Do you have an all-time favorite coverline?
"Bourgeois? Moi?" is up there. But then there's another one that we came up with for a story that John Brodie wrote: "Mommy, Are We Rich?" All of these cover lines, by the way, are meant to be read out loud, like charades. You should be acting them out for your friends and family.
What about all-time favorite stories you've written or edited, throughout your career?
When I was at Women's Wear, one of the toughest stories I had to report was about Anna Wintour becoming artistic director of Condé Nast. We had gotten a tip that the announcement was coming, which was fairly monumental for Condé Nast and for the industry. I had called my best source at Condé, and this person told me, "Don't worry about it. We can talk in the morning. Nothing's going to break." And of course, that night, Eric Wilson broke the news in the New York Times, and we felt totally caught off guard. The piece I had to work on was a signature of The Observer, which is the second-day interpretation story — somehow, I had to work all my sources the day after that story broke and get a piece that would do right by Women's Wear and put the whole thing into context. It resulted in one of my favorite leads of a story that I've ever written, which really, Jim Fallon came up with.
At W, I remember a piece that Nell Scovell wrote at the height of the James Comey hearings about how, for the first time, a man was getting the treatment of skepticism that women usually receive when they act as whistleblowers or raise the alarm about something. It felt like a very powerful story, not just because it was timely and it wasn't the kind of piece that you would typically see in a lifestyle title, but because it was written by this great, gifted writer who's mainly known for comedy writing but who has incredible emotional depth.

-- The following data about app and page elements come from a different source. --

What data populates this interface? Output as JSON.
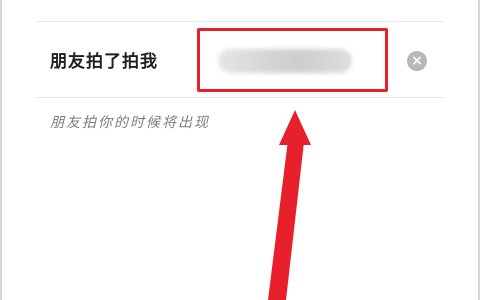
{
  "setting": {
    "label": "朋友拍了拍我",
    "value": "",
    "clear_icon": "clear-circle-icon",
    "clear_glyph": "×"
  },
  "hint": {
    "text": "朋友拍你的时候将出现"
  },
  "annotation": {
    "highlight_color": "#e8202b",
    "arrow_color": "#e8202b"
  }
}
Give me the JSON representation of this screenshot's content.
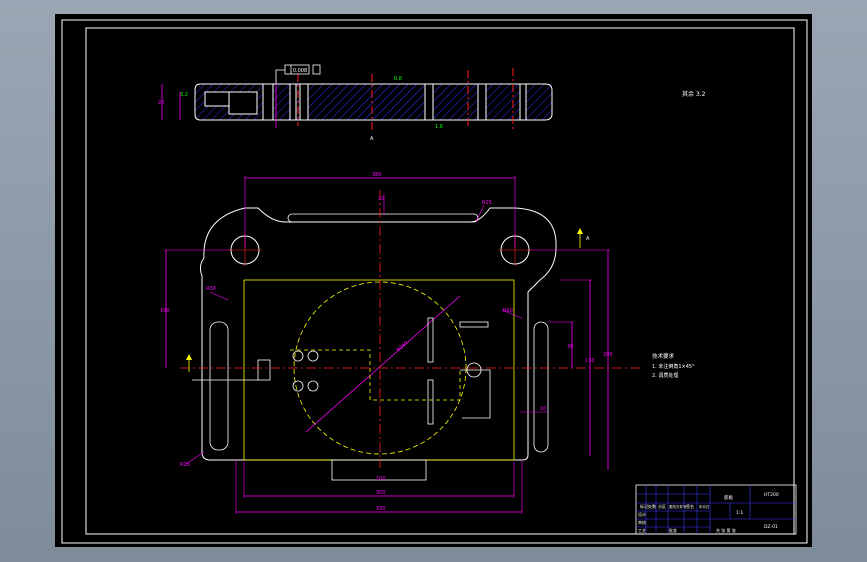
{
  "colors": {
    "background": "#000000",
    "outline": "#ffffff",
    "dimension": "#ff00ff",
    "center_line": "#ff2020",
    "hidden_line": "#ffff00",
    "hatch": "#3030ff",
    "annotation": "#00ff00",
    "title_block": "#3a3aff"
  },
  "top_view": {
    "tolerance_box": "0.008",
    "left_height_dim": "20",
    "roughness_left": "3.2",
    "roughness_mid": "0.8",
    "roughness_right": "1.6",
    "section_label": "A",
    "corner_note": "其余 3.2"
  },
  "plan_view": {
    "overall_width_top": "380",
    "overall_width_bottom": "330",
    "inner_width_bottom": "300",
    "groove_bottom": "100",
    "left_height": "160",
    "right_height_outer": "200",
    "right_height_inner": "130",
    "right_small_dim": "30",
    "right_depth": "10",
    "diameter_label": "Φ260",
    "radius_top_right": "R25",
    "radius_left": "R30",
    "radius_bottom_left": "R20",
    "radius_right": "R60",
    "slot_dim": "10",
    "top_section_arrow": "A"
  },
  "tech_notes": {
    "title": "技术要求",
    "line1": "1. 未注倒角1×45°",
    "line2": "2. 调质处理"
  },
  "title_block": {
    "part_name": "底板",
    "material": "HT200",
    "scale": "1:1",
    "drawing_no": "DZ-01",
    "labels": [
      "标记",
      "处数",
      "分区",
      "更改文件号",
      "签名",
      "年月日"
    ],
    "roles": [
      "设计",
      "审核",
      "工艺",
      "批准"
    ],
    "footer": "共 张 第 张"
  }
}
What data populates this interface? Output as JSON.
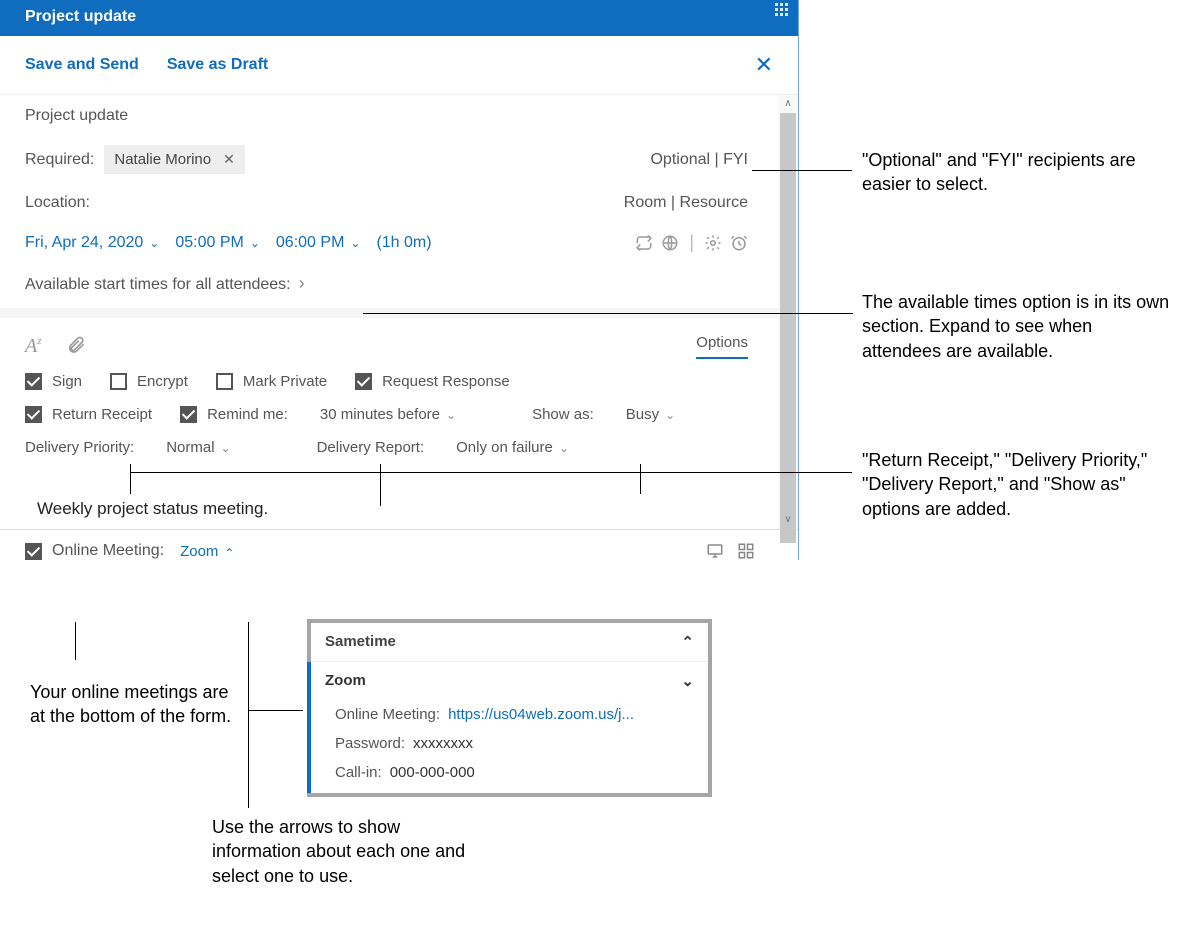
{
  "window": {
    "title": "Project update"
  },
  "actions": {
    "save_send": "Save and Send",
    "save_draft": "Save as Draft"
  },
  "subject": "Project update",
  "required_label": "Required:",
  "recipient": "Natalie Morino",
  "optional_fyi": "Optional | FYI",
  "location_label": "Location:",
  "room_resource": "Room | Resource",
  "datetime": {
    "date": "Fri, Apr 24, 2020",
    "start": "05:00 PM",
    "end": "06:00 PM",
    "duration": "(1h 0m)"
  },
  "available_times": "Available start times for all attendees:",
  "options_tab": "Options",
  "checkboxes": {
    "sign": "Sign",
    "encrypt": "Encrypt",
    "mark_private": "Mark Private",
    "request_response": "Request Response",
    "return_receipt": "Return Receipt",
    "remind_me": "Remind me:"
  },
  "remind_value": "30 minutes before",
  "show_as_label": "Show as:",
  "show_as_value": "Busy",
  "delivery_priority_label": "Delivery Priority:",
  "delivery_priority_value": "Normal",
  "delivery_report_label": "Delivery Report:",
  "delivery_report_value": "Only on failure",
  "body": "Weekly project status meeting.",
  "online_meeting_label": "Online Meeting:",
  "online_meeting_value": "Zoom",
  "meeting_panel": {
    "sametime": "Sametime",
    "zoom": "Zoom",
    "fields": {
      "url_label": "Online Meeting:",
      "url_value": "https://us04web.zoom.us/j...",
      "password_label": "Password:",
      "password_value": "xxxxxxxx",
      "callin_label": "Call-in:",
      "callin_value": "000-000-000"
    }
  },
  "annots": {
    "a1": "\"Optional\" and \"FYI\" recipients are easier to select.",
    "a2": "The available times option is in its own section. Expand to see when attendees are available.",
    "a3": "\"Return Receipt,\" \"Delivery Priority,\" \"Delivery Report,\" and \"Show as\" options are added.",
    "a4": "Your online meetings are at the bottom of the form.",
    "a5": "Use the arrows to show information about each one and select one to use."
  }
}
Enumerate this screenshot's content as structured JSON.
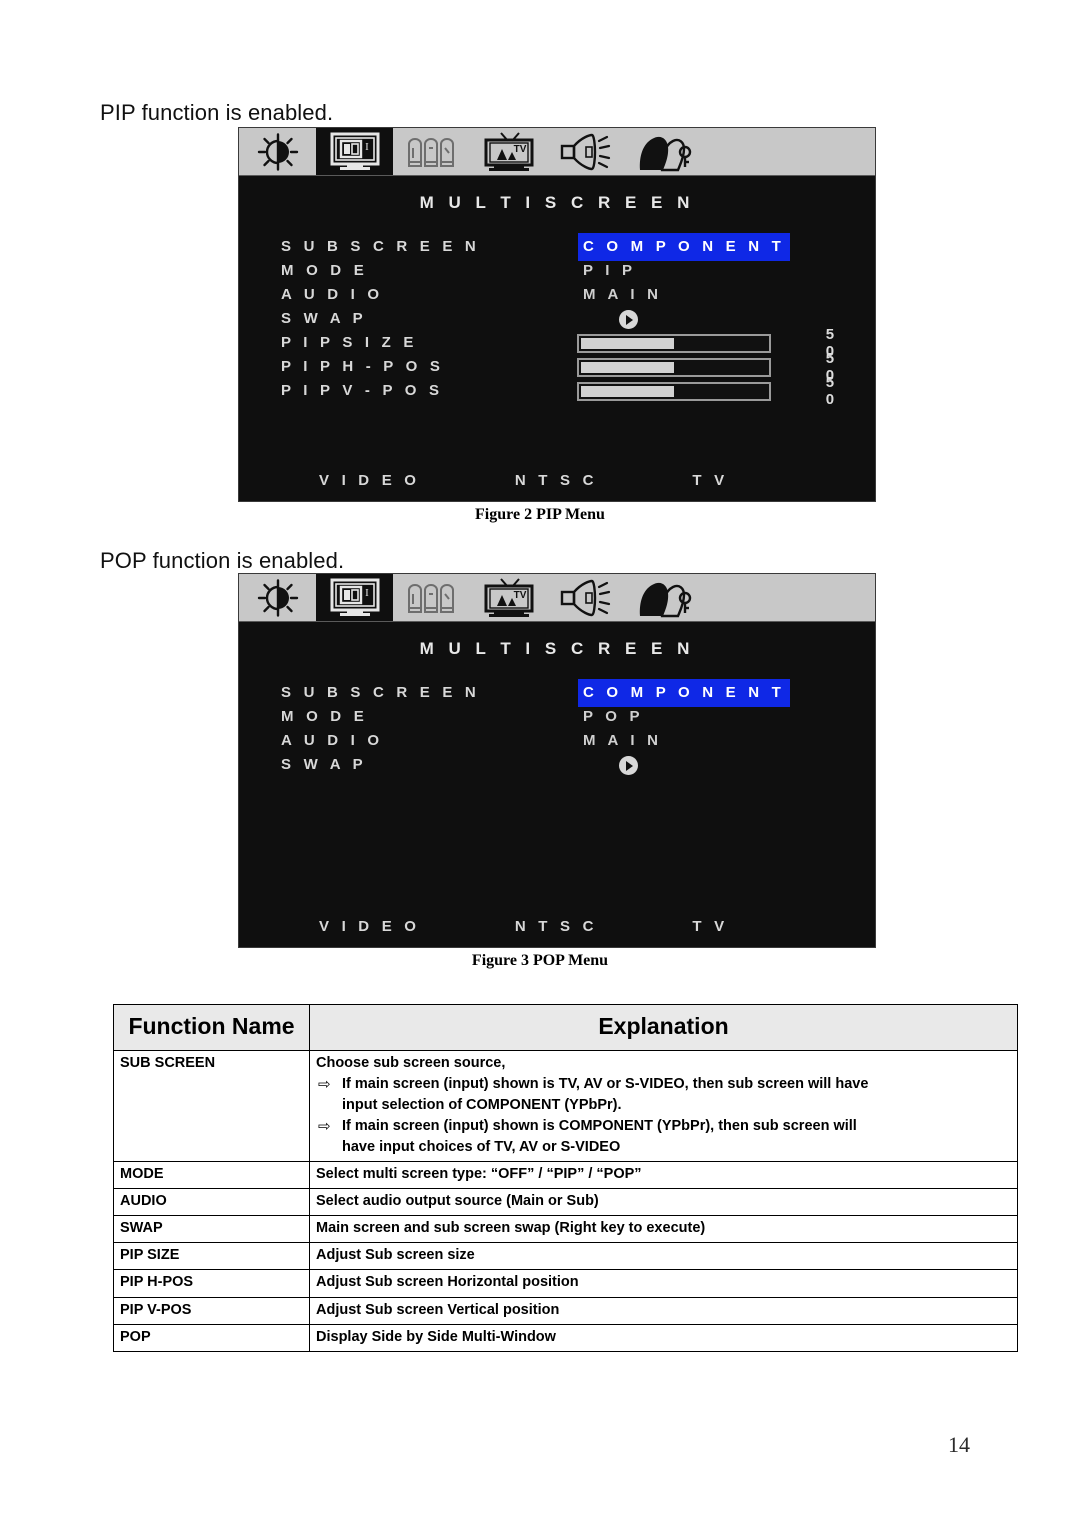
{
  "intro": {
    "pip": "PIP function is enabled.",
    "pop": "POP function is enabled."
  },
  "captions": {
    "pip": "Figure 2 PIP Menu",
    "pop": "Figure 3 POP Menu"
  },
  "osd_pip": {
    "title": "M U L T I   S C R E E N",
    "icons": [
      {
        "name": "brightness-contrast-icon",
        "selected": false
      },
      {
        "name": "multi-screen-icon",
        "selected": true
      },
      {
        "name": "osd-settings-icon",
        "selected": false
      },
      {
        "name": "tv-picture-icon",
        "selected": false
      },
      {
        "name": "audio-speaker-icon",
        "selected": false
      },
      {
        "name": "user-profile-icon",
        "selected": false
      }
    ],
    "rows": [
      {
        "label": "S U B   S C R E E N",
        "value": "C O M P O N E N T",
        "type": "highlight"
      },
      {
        "label": "M O D E",
        "value": "P I P",
        "type": "value"
      },
      {
        "label": "A U D I O",
        "value": "M A I N",
        "type": "value"
      },
      {
        "label": "S W A P",
        "value": "",
        "type": "arrow"
      },
      {
        "label": "P I P   S I Z E",
        "value": "5 0",
        "type": "slider",
        "percent": 50
      },
      {
        "label": "P I P   H - P O S",
        "value": "5 0",
        "type": "slider",
        "percent": 50
      },
      {
        "label": "P I P   V - P O S",
        "value": "5 0",
        "type": "slider",
        "percent": 50
      }
    ],
    "status": {
      "source": "V I D E O",
      "standard": "N T S C",
      "input": "T V"
    }
  },
  "osd_pop": {
    "title": "M U L T I   S C R E E N",
    "icons": [
      {
        "name": "brightness-contrast-icon",
        "selected": false
      },
      {
        "name": "multi-screen-icon",
        "selected": true
      },
      {
        "name": "osd-settings-icon",
        "selected": false
      },
      {
        "name": "tv-picture-icon",
        "selected": false
      },
      {
        "name": "audio-speaker-icon",
        "selected": false
      },
      {
        "name": "user-profile-icon",
        "selected": false
      }
    ],
    "rows": [
      {
        "label": "S U B   S C R E E N",
        "value": "C O M P O N E N T",
        "type": "highlight"
      },
      {
        "label": "M O D E",
        "value": "P O P",
        "type": "value"
      },
      {
        "label": "A U D I O",
        "value": "M A I N",
        "type": "value"
      },
      {
        "label": "S W A P",
        "value": "",
        "type": "arrow"
      }
    ],
    "status": {
      "source": "V I D E O",
      "standard": "N T S C",
      "input": "T V"
    }
  },
  "colors": {
    "highlight_blue": "#0f28e6",
    "osd_background": "#0f0f0f",
    "icon_bar_gray": "#c8c8c8"
  },
  "table": {
    "headers": {
      "name": "Function Name",
      "explanation": "Explanation"
    },
    "rows": [
      {
        "name": "SUB SCREEN",
        "lines": [
          {
            "kind": "plain",
            "text": "Choose sub screen source,"
          },
          {
            "kind": "bullet",
            "text": "If main screen (input) shown is TV, AV or S-VIDEO, then sub screen will have"
          },
          {
            "kind": "cont",
            "text": "input selection of COMPONENT (YPbPr)."
          },
          {
            "kind": "bullet",
            "text": "If main screen (input) shown is COMPONENT (YPbPr), then sub screen will"
          },
          {
            "kind": "cont",
            "text": "have input choices of TV, AV or S-VIDEO"
          }
        ]
      },
      {
        "name": "MODE",
        "lines": [
          {
            "kind": "plain",
            "text": "Select multi screen type: “OFF” / “PIP” / “POP”"
          }
        ]
      },
      {
        "name": "AUDIO",
        "lines": [
          {
            "kind": "plain",
            "text": "Select audio output source (Main or Sub)"
          }
        ]
      },
      {
        "name": "SWAP",
        "lines": [
          {
            "kind": "plain",
            "text": "Main screen and sub screen swap (Right key to execute)"
          }
        ]
      },
      {
        "name": "PIP SIZE",
        "lines": [
          {
            "kind": "plain",
            "text": "Adjust Sub screen size"
          }
        ]
      },
      {
        "name": "PIP H-POS",
        "lines": [
          {
            "kind": "plain",
            "text": "Adjust Sub screen Horizontal position"
          }
        ]
      },
      {
        "name": "PIP V-POS",
        "lines": [
          {
            "kind": "plain",
            "text": "Adjust Sub screen Vertical position"
          }
        ]
      },
      {
        "name": "POP",
        "lines": [
          {
            "kind": "plain",
            "text": "Display Side by Side Multi-Window"
          }
        ]
      }
    ],
    "bullet_glyph": "⇨"
  },
  "page_number": "14"
}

And at Town and Country, one of my recent favorites is the Save Venice story that Christopher Bollen wrote. It's such a great marriage of words and images, thanks to the tireless work of one of our photo editors, Nelida Mortensen. I knew that Christopher would write a beautiful poem to a city he's always loved, I just didn't expect it to be as weirdly prescient as it was. We published that story online when Italy was beginning to shut down because of the coronavirus — suddenly, it took on a whole new meaning.
As someone who, through their work, has seen fashion from so many different points of views, what's interesting to you about the industry right now?
Fashion publishing is especially relevant right now, I think, because we're all on an IV drip of terrible headlines and news. Fashion publishing offers a distraction, a relief, a respite. It offers the calm of beauty. I can't think of a time when that could be more valuable than the present, precisely because we're so bombarded by terrible news elsewhere. It's nice sometimes to get lost in a fashion story and fantasize for a little, even if we're reading New York Times alerts simultaneously.
The fashion industry, I think, is going through a reckoning unlike anything it's ever experienced. There have been other times in history when calamity has struck and it's been one of the most creative periods for creative people to do great work. I don't know that fashion is going to stop because of coronavirus — I think it's only going to find more ways of becoming interesting, and it might become more weird. I'm looking forward to whatever that looks like and I'm looking forward to a period where there are more eccentrics around than there have been until recently, when everything felt so corporatized and clean. If we get more shows by young designers that are whimsical and wacky, that's great.
This interview has been edited and condensed for clarity.